We worked up quite a sweat throughout those summer days of our youth. A steady diet of “Freezy Pops” was essential for us. Out of the freezer they would be as hard as a rock. A substantial pair of scissors was needed to cut off the tip. From there, you'd try your best to push the block of flavored ice up from the bottom so that you could access the goodness. If that didn't work, there was always the “bite the plastic” method in an effort to separate a smaller piece for consumption. My personal favorite was just to let it melt as much as possible. That delicious juice would collect at the bottom and soon enough it was bottoms up! It always ended with one last vacuum-quality suction to get every bit of juice left that we could. But who am I kidding? We always went back for another.

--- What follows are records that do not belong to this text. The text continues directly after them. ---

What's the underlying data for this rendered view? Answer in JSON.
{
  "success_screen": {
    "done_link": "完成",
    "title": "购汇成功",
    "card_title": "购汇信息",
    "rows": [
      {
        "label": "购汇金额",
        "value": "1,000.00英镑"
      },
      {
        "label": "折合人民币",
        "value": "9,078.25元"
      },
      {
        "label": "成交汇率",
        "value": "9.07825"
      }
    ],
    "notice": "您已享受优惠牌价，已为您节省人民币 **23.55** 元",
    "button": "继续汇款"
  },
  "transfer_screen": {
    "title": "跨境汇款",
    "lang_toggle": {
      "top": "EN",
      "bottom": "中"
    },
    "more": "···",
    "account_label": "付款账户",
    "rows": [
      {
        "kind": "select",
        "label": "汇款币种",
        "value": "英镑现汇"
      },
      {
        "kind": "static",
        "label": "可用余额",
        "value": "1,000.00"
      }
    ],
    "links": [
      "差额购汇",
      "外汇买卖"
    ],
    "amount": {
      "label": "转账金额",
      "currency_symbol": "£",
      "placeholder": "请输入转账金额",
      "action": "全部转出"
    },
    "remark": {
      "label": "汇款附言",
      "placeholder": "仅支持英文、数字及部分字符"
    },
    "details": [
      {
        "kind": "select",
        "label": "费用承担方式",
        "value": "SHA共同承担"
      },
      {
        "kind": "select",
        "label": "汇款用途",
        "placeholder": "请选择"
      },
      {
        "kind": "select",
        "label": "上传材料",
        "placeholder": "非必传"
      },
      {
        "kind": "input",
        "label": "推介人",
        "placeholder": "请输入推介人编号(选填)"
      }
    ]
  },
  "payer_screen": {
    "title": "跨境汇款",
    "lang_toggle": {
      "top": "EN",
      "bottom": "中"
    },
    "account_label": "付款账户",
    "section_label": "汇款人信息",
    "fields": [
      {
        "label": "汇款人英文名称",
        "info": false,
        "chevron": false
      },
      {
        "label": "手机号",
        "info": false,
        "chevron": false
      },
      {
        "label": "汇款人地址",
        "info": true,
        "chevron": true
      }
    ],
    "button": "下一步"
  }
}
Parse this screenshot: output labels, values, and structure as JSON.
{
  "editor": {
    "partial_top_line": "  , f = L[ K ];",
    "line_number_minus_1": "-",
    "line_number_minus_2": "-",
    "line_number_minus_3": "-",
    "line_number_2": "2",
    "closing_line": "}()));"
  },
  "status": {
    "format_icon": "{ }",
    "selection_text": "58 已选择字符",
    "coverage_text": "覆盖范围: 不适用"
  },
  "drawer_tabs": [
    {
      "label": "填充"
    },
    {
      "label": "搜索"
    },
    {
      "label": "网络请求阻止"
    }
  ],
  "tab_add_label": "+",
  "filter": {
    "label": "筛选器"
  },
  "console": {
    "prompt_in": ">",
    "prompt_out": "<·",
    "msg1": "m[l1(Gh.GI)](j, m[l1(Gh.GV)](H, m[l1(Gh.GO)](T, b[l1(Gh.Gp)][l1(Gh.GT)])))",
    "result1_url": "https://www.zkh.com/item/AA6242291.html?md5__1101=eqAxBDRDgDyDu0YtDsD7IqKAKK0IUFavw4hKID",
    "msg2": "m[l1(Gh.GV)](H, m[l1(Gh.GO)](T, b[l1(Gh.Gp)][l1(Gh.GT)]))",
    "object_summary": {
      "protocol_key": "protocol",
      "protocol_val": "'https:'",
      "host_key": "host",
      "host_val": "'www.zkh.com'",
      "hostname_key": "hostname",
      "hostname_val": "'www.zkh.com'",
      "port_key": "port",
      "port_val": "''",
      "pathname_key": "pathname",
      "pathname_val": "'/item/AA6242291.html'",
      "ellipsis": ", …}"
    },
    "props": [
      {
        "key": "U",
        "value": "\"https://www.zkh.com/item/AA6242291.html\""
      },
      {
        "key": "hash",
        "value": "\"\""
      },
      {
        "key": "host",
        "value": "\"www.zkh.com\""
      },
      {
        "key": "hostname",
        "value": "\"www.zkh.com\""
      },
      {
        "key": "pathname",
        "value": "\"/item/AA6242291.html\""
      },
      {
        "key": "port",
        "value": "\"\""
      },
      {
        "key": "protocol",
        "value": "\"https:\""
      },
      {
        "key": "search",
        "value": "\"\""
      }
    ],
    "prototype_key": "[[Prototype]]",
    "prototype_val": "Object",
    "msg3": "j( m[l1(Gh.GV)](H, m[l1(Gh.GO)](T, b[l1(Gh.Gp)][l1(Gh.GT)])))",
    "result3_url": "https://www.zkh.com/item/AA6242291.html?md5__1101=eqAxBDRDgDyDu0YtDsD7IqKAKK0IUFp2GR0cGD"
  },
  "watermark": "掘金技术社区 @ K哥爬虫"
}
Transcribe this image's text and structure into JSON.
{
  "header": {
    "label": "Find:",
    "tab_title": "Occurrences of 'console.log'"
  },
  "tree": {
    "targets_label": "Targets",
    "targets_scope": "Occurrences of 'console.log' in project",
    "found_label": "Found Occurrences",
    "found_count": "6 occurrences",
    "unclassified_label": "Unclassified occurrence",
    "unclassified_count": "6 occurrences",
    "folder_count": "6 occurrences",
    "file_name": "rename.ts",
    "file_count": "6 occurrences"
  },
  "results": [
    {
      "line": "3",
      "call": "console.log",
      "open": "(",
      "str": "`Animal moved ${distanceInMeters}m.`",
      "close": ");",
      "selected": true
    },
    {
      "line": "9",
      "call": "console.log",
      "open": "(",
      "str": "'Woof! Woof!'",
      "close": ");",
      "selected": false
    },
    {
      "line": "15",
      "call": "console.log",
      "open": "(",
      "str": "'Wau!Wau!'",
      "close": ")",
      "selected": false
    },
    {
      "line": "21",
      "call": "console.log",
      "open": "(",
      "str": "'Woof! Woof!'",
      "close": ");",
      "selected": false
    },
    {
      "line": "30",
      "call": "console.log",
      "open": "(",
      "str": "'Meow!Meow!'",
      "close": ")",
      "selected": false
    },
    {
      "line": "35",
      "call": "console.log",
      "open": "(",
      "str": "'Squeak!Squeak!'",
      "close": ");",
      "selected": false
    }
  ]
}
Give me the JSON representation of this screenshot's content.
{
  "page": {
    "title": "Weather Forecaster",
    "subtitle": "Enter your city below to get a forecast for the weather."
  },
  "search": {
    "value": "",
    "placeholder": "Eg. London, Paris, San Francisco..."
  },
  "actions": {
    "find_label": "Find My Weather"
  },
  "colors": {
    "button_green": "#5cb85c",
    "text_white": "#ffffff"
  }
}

Well everyone, that's it for now. By the time you read this, I'll probably be floating around the Atlantic ocean, so if I don't respond to your comments anytime soon, that's why. See ya!



Miss one of the previous Retro Machine editions? Get them here!

Volume 1 http://www.retrojunk.com/details_articles/1814/

Volume 2 http://www.retrojunk.com/details_articles/1845/

Volume 3 http://www.retrojunk.com/details_articles/1890/

Volume 4 http://www.retrojunk.com/details_articles/1929/

Volume 5 http://www.retrojunk.com/details_articles/1978/

Volume 6 http://www.retrojunk.com/details_articles/2067/

Volume 7 http://www.retrojunk.com/details_articles/2127/

Volume 8 http://www.retrojunk.com/details_articles/2196/

Volume 9 http://www.retrojunk.com/details_articles/2261/

Volume 10 http://www.retrojunk.com/details_articles/2419/

Volume 11 http://www.retrojunk.com/details_articles/2916/